→ **Recorded data**:
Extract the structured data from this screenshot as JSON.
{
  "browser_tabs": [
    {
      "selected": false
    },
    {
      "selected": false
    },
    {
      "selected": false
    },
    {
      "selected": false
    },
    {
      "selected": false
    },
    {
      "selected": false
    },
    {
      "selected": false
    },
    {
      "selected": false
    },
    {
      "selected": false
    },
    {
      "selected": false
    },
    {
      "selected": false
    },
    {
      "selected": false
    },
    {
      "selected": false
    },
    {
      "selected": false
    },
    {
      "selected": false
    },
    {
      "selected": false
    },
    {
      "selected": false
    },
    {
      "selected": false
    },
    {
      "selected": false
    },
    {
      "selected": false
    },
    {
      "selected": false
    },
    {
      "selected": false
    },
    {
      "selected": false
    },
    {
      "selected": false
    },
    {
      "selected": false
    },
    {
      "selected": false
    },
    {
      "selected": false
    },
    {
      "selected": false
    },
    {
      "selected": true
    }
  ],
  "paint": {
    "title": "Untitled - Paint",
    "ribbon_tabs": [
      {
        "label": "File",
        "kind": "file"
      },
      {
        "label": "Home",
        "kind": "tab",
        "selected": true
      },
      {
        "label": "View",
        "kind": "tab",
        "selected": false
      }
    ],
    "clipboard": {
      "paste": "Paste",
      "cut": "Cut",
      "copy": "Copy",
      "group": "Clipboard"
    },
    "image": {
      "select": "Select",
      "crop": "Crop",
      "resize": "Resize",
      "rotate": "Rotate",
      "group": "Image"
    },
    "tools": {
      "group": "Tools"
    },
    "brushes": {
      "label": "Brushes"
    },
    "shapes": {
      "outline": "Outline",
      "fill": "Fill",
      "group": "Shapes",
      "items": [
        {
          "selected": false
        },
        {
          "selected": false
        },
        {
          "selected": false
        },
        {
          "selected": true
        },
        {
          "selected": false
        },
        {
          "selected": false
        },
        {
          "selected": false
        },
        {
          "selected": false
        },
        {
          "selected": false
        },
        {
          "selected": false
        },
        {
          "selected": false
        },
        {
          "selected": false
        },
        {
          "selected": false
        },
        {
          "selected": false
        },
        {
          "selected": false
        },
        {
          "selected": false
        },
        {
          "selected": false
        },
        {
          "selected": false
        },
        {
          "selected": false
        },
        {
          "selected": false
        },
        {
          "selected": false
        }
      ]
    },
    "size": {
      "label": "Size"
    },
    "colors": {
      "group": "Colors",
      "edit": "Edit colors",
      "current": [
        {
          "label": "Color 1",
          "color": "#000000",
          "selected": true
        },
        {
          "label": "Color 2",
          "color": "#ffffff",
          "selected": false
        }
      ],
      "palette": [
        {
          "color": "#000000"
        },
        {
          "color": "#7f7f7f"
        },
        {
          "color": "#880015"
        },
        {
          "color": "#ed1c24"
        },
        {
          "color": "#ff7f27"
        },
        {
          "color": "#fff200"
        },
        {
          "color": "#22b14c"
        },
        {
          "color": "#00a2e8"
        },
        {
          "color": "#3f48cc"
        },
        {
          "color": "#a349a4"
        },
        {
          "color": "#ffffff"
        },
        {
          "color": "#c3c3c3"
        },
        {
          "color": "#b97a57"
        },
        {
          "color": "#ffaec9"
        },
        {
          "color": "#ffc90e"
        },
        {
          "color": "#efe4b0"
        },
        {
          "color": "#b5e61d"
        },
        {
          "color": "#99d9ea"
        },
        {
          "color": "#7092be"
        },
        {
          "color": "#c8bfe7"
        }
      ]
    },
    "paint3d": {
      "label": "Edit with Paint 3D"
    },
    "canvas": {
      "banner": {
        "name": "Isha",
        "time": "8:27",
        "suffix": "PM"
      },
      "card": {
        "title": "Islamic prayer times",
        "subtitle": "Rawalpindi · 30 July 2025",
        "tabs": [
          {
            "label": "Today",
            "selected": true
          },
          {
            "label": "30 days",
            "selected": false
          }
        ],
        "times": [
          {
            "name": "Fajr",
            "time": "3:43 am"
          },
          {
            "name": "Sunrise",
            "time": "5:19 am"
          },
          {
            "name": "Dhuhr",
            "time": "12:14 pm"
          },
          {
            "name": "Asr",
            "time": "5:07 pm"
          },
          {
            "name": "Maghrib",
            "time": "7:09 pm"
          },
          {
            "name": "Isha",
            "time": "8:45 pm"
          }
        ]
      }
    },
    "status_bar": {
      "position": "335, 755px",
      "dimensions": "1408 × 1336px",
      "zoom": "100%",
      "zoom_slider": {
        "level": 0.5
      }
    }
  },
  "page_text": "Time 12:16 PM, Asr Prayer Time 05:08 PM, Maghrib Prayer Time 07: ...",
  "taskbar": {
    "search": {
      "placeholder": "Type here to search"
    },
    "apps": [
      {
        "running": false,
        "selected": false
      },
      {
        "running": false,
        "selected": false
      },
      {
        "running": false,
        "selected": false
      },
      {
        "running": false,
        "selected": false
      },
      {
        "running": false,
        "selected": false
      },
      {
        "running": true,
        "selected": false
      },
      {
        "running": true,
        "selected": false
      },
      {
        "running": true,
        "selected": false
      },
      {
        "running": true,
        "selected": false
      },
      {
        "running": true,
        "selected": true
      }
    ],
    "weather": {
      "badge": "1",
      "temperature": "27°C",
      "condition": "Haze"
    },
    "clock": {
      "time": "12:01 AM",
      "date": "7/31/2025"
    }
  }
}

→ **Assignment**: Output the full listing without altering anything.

→ **Output**:
Extract the structured data from this screenshot as JSON.
{
  "browser_tabs": [
    {
      "selected": false
    },
    {
      "selected": false
    },
    {
      "selected": false
    },
    {
      "selected": false
    },
    {
      "selected": false
    },
    {
      "selected": false
    },
    {
      "selected": false
    },
    {
      "selected": false
    },
    {
      "selected": false
    },
    {
      "selected": false
    },
    {
      "selected": false
    },
    {
      "selected": false
    },
    {
      "selected": false
    },
    {
      "selected": false
    },
    {
      "selected": false
    },
    {
      "selected": false
    },
    {
      "selected": false
    },
    {
      "selected": false
    },
    {
      "selected": false
    },
    {
      "selected": false
    },
    {
      "selected": false
    },
    {
      "selected": false
    },
    {
      "selected": false
    },
    {
      "selected": false
    },
    {
      "selected": false
    },
    {
      "selected": false
    },
    {
      "selected": false
    },
    {
      "selected": false
    },
    {
      "selected": true
    }
  ],
  "paint": {
    "title": "Untitled - Paint",
    "ribbon_tabs": [
      {
        "label": "File",
        "kind": "file"
      },
      {
        "label": "Home",
        "kind": "tab",
        "selected": true
      },
      {
        "label": "View",
        "kind": "tab",
        "selected": false
      }
    ],
    "clipboard": {
      "paste": "Paste",
      "cut": "Cut",
      "copy": "Copy",
      "group": "Clipboard"
    },
    "image": {
      "select": "Select",
      "crop": "Crop",
      "resize": "Resize",
      "rotate": "Rotate",
      "group": "Image"
    },
    "tools": {
      "group": "Tools"
    },
    "brushes": {
      "label": "Brushes"
    },
    "shapes": {
      "outline": "Outline",
      "fill": "Fill",
      "group": "Shapes",
      "items": [
        {
          "selected": false
        },
        {
          "selected": false
        },
        {
          "selected": false
        },
        {
          "selected": true
        },
        {
          "selected": false
        },
        {
          "selected": false
        },
        {
          "selected": false
        },
        {
          "selected": false
        },
        {
          "selected": false
        },
        {
          "selected": false
        },
        {
          "selected": false
        },
        {
          "selected": false
        },
        {
          "selected": false
        },
        {
          "selected": false
        },
        {
          "selected": false
        },
        {
          "selected": false
        },
        {
          "selected": false
        },
        {
          "selected": false
        },
        {
          "selected": false
        },
        {
          "selected": false
        },
        {
          "selected": false
        }
      ]
    },
    "size": {
      "label": "Size"
    },
    "colors": {
      "group": "Colors",
      "edit": "Edit colors",
      "current": [
        {
          "label": "Color 1",
          "color": "#000000",
          "selected": true
        },
        {
          "label": "Color 2",
          "color": "#ffffff",
          "selected": false
        }
      ],
      "palette": [
        {
          "color": "#000000"
        },
        {
          "color": "#7f7f7f"
        },
        {
          "color": "#880015"
        },
        {
          "color": "#ed1c24"
        },
        {
          "color": "#ff7f27"
        },
        {
          "color": "#fff200"
        },
        {
          "color": "#22b14c"
        },
        {
          "color": "#00a2e8"
        },
        {
          "color": "#3f48cc"
        },
        {
          "color": "#a349a4"
        },
        {
          "color": "#ffffff"
        },
        {
          "color": "#c3c3c3"
        },
        {
          "color": "#b97a57"
        },
        {
          "color": "#ffaec9"
        },
        {
          "color": "#ffc90e"
        },
        {
          "color": "#efe4b0"
        },
        {
          "color": "#b5e61d"
        },
        {
          "color": "#99d9ea"
        },
        {
          "color": "#7092be"
        },
        {
          "color": "#c8bfe7"
        }
      ]
    },
    "paint3d": {
      "label": "Edit with Paint 3D"
    },
    "canvas": {
      "banner": {
        "name": "Isha",
        "time": "8:27",
        "suffix": "PM"
      },
      "card": {
        "title": "Islamic prayer times",
        "subtitle": "Rawalpindi · 30 July 2025",
        "tabs": [
          {
            "label": "Today",
            "selected": true
          },
          {
            "label": "30 days",
            "selected": false
          }
        ],
        "times": [
          {
            "name": "Fajr",
            "time": "3:43 am"
          },
          {
            "name": "Sunrise",
            "time": "5:19 am"
          },
          {
            "name": "Dhuhr",
            "time": "12:14 pm"
          },
          {
            "name": "Asr",
            "time": "5:07 pm"
          },
          {
            "name": "Maghrib",
            "time": "7:09 pm"
          },
          {
            "name": "Isha",
            "time": "8:45 pm"
          }
        ]
      }
    },
    "status_bar": {
      "position": "335, 755px",
      "dimensions": "1408 × 1336px",
      "zoom": "100%",
      "zoom_slider": {
        "level": 0.5
      }
    }
  },
  "page_text": "Time 12:16 PM, Asr Prayer Time 05:08 PM, Maghrib Prayer Time 07: ...",
  "taskbar": {
    "search": {
      "placeholder": "Type here to search"
    },
    "apps": [
      {
        "running": false,
        "selected": false
      },
      {
        "running": false,
        "selected": false
      },
      {
        "running": false,
        "selected": false
      },
      {
        "running": false,
        "selected": false
      },
      {
        "running": false,
        "selected": false
      },
      {
        "running": true,
        "selected": false
      },
      {
        "running": true,
        "selected": false
      },
      {
        "running": true,
        "selected": false
      },
      {
        "running": true,
        "selected": false
      },
      {
        "running": true,
        "selected": true
      }
    ],
    "weather": {
      "badge": "1",
      "temperature": "27°C",
      "condition": "Haze"
    },
    "clock": {
      "time": "12:01 AM",
      "date": "7/31/2025"
    }
  }
}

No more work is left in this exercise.